Task to complete.
The word "true": in how many lines of the records does it appear? Reply with the number alone.

Dataset rows describing interfaces:
= = = = =
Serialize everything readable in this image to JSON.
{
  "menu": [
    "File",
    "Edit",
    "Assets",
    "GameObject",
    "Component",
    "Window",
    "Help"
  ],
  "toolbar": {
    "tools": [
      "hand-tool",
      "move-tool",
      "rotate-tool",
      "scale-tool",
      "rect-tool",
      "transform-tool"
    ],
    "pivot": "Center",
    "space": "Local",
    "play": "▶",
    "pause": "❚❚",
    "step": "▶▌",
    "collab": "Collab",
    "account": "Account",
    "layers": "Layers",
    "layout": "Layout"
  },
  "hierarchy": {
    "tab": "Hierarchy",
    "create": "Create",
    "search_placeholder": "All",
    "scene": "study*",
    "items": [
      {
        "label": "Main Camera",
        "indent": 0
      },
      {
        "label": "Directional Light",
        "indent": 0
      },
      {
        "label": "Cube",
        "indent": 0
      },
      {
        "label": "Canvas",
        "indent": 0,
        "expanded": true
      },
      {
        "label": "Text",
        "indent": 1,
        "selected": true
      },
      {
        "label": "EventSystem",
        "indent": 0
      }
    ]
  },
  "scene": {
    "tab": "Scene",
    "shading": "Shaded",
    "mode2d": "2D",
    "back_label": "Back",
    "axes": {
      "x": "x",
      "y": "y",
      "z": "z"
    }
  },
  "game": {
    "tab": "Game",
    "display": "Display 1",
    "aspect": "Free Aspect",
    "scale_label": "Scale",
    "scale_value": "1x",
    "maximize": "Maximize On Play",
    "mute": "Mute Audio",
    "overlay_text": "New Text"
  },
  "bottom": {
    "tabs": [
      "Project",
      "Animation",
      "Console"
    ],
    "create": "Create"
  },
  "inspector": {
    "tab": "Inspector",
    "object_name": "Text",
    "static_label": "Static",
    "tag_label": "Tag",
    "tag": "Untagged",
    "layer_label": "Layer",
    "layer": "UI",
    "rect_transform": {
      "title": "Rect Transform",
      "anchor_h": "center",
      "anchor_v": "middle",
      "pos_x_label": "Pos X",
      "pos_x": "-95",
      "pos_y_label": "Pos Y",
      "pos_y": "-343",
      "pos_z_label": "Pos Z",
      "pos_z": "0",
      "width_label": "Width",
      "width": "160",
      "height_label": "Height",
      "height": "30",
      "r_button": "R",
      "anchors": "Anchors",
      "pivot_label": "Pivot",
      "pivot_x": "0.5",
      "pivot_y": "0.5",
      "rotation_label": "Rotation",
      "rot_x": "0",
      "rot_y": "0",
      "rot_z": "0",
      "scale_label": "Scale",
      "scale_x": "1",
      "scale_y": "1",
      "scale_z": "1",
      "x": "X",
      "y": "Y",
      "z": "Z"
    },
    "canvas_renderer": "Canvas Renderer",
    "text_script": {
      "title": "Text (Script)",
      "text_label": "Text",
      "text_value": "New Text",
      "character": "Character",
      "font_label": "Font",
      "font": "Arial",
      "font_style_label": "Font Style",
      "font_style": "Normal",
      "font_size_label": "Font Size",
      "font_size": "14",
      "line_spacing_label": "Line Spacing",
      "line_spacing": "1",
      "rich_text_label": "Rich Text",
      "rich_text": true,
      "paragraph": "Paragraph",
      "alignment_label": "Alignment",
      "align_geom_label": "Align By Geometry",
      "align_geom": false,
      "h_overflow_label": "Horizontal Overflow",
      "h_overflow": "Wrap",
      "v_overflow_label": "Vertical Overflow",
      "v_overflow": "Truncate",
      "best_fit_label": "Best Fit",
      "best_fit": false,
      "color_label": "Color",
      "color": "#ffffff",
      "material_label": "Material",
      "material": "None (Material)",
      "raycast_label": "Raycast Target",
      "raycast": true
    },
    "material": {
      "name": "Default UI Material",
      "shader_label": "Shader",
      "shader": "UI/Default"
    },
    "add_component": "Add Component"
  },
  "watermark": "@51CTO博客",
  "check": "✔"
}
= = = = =
Result of the exercise.
4